How long does it take a cactus cutting to the root?

It will take them four to six weeks before showing roots. Only then can you repot them. 

How do you propagate flowering cactus?

You can follow the grafting propagation method discussed above if you want to propagate flowering cactus. 

Can you take cuttings when in flower?

Yes, you also can, but you need to remove the flowers from their cuttings when they’re still fresh. You also need to ensure that the cut flower stem is at least five to 15 centimeters long, with at least two leaf nodes set. 

How do you encourage the roots to grow from cuttings?

You can make a gentle rooting solution by dissolving aspirin in clean water. Also, give your plant time to acclimatize to the soil and water.

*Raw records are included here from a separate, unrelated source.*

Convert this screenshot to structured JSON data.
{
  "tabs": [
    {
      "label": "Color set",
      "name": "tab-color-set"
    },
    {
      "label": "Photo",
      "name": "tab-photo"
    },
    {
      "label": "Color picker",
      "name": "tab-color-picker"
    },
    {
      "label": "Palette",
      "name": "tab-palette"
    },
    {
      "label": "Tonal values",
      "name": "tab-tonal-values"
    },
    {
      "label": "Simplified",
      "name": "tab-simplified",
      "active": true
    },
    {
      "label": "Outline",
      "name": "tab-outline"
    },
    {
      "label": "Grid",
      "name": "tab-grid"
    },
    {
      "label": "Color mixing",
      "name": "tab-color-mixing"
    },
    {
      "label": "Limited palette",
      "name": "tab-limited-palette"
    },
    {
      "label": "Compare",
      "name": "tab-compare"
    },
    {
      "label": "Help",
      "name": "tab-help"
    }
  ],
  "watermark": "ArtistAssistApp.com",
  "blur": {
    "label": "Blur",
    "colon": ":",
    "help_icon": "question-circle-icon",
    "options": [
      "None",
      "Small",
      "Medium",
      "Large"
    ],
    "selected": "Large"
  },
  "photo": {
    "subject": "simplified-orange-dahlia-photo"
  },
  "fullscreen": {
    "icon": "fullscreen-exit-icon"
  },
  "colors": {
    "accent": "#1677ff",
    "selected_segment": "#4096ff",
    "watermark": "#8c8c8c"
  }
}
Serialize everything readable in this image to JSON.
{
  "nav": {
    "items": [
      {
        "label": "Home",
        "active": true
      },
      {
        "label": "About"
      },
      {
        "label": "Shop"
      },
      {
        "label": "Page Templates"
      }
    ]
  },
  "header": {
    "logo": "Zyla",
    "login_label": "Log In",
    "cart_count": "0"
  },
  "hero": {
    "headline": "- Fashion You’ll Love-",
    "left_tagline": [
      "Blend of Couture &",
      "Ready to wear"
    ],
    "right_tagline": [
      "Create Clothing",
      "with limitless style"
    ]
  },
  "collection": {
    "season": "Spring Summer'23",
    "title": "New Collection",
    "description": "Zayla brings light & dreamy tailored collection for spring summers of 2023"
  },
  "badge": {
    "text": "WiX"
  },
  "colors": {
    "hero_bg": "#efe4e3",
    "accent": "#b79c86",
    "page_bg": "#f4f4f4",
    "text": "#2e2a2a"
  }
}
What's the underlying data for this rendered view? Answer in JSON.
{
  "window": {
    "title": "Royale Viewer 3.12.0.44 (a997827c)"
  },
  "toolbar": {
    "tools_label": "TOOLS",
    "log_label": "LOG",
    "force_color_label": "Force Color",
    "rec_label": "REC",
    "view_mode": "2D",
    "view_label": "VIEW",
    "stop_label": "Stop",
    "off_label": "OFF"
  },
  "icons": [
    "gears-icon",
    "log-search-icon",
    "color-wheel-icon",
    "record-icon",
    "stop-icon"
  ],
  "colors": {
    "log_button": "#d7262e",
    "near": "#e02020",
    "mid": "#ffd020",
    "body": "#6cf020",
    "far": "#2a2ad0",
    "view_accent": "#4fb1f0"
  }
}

Do this slowly for four to five weeks to hasten the root growing process of the plants. 

When should I take cuttings?

While propagating succulents doesn’t require a specific season, there are two conditions wherein you should skip any plants of cultivating them — during a heatwave and extremely cold weather. 

To recap, cacti may love sunlight, but it’s an entirely different thing when you’re exposing succulents to direct sunlight or they’re grown during a heatwave. They may tolerate bright light but not overexposure to extreme heat. They might end up with a bad case of cacti sunburn. Under this severe condition, they’ll change in color until they slowly die. 

Aside from extreme heat, you might also want to postpone your cacti propagation season until the freezing or frosting temperature is over. Like extreme heat, extreme cold is also not good for your cacti as it deprives them of the sunlight they so need. 

Conclusion

Whether you’re growing decorative indoor cacti, versatile Haworthia succulents, the world’s best pink succulents, or premium flowering succulents, you need to be a responsible grower to allow your plants to thrive. Besides caring for them, you also need to know how to save them when they’re in danger. So take note of the propagation methods we shared above and extend the lives of your beloved cacti and succulents.

Photos from: Luoxi / depositphotos.com and Irrmago / depositphotos.com.